Finchley isn’t afraid to smash, shove, and beat any machine that displeases him, but soon his rage gives way to fear when he discovers the tables have been turned and the machines he has spent his life torturing are now deciding it’s time to give him a little payback.
Now, I’m sure most gamers are guilty of losing their cool a time or two and, as a result, have caused some damage to a controller or television set that they later wish they hadn’t (I cringe when thinking about how many controllers I broke when I was younger), so if anything, ‘A Thing About Machines’ could serve as a cautionary tale of sorts.
Not that your devices might one day come to life and attack you, but that unchecked anger pretty much never leads to positive results. If Bartlett Finchley had been able to just take a deep breath or two and maybe invested in a stress toy, he could have been spared the entire predicament he finds himself in, and saved himself a lot of money to boot.
The Brain Center at Whipple’s
‘The Brain Center at Whipple’s,’ one of the final episodes of the original Twilight Zone run which aired towards the tail end of its fifth and final season, remains to this day as, what is in my opinion, one of its most poignant. Like many other episodes before it, ‘The Brain Center at Whipple’s’ serves as a cautionary tale, one that is a bit more on-the-nose than episodes before it, but also one that is still enjoyable to watch.
The episode focuses on Wallace V. Whipple, the owner of the titular Whipple’s manufacturing company, a major conglomerate with operating plants spread throughout the United States.
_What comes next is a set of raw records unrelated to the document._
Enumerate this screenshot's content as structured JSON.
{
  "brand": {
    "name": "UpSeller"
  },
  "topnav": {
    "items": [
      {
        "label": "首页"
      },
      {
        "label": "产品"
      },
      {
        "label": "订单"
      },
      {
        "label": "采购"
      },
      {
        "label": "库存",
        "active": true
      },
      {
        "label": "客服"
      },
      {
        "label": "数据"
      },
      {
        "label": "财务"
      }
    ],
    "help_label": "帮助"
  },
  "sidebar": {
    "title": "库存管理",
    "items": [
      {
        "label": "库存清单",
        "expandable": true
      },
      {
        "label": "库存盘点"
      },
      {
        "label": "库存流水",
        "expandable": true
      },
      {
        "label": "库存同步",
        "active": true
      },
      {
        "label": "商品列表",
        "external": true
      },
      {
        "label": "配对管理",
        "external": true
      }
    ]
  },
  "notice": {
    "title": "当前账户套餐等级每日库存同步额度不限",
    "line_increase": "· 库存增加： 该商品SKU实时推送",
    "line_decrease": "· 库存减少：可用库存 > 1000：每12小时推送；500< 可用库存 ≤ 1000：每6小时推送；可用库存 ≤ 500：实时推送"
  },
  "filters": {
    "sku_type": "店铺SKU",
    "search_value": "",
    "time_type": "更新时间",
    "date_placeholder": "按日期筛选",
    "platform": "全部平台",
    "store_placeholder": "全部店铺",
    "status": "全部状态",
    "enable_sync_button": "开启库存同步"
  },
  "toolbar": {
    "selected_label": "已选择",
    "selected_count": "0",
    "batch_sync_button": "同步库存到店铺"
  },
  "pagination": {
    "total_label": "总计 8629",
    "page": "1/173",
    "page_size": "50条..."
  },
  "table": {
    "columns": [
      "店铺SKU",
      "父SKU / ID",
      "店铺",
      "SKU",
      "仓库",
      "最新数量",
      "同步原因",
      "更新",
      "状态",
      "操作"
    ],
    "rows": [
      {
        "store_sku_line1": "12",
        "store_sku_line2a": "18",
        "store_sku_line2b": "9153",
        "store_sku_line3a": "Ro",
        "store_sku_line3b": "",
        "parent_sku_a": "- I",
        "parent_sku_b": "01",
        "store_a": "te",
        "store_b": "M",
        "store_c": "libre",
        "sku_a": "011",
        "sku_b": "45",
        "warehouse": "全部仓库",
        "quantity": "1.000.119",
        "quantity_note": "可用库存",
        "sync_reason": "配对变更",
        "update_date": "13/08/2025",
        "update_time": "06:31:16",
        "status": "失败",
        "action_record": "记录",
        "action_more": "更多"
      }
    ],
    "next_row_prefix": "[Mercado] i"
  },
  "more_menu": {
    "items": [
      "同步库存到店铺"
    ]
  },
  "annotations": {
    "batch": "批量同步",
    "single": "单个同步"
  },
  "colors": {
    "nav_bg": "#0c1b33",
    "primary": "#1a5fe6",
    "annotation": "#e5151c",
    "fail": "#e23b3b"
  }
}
Whipple, a man obsessed with progress and streamlined innovation, has decided to replace the entire workforce of his main plant with a series of machines that need little upkeep, never take sick days or vacation time, and help Whipple cut production costs across the board.
His decision naturally doesn’t go over well with the plant manager, who argues that the efficiency of a machine isn’t worth as much as allowing men to work and earn a living, but Whipple ignores the plant manager’s complaints and carries on with his plan.
I won’t spoil the ending of the episode other than to say that Whipple gets his natural comeuppance, though not in the way that the viewer might expect. The reason why I think this episode is a good one for gamers is that similar themes and trends can be seen in the gaming industry of today.
While I doubt we’ll ever reach a point where video games are made entirely by machines, I do think it’s important to note that major video game publishers are more and more often “trading efficiency for pride” as the plant manager cautions Whipple at one point, chasing trends for a guaranteed buck rather than taking the time to make games that resonate on their own merits.
Such is not always the case, but it’s sadly becoming more and more frequent, and it is my hope that we’re not someday living in a future where most games feel as soulless and mechanical as the machines which Whipple believes serve as equal replacements for hardworking men. Such a comparison is a bit of a stretch, I know, but it’s one I couldn’t help but make given today’s gaming climate.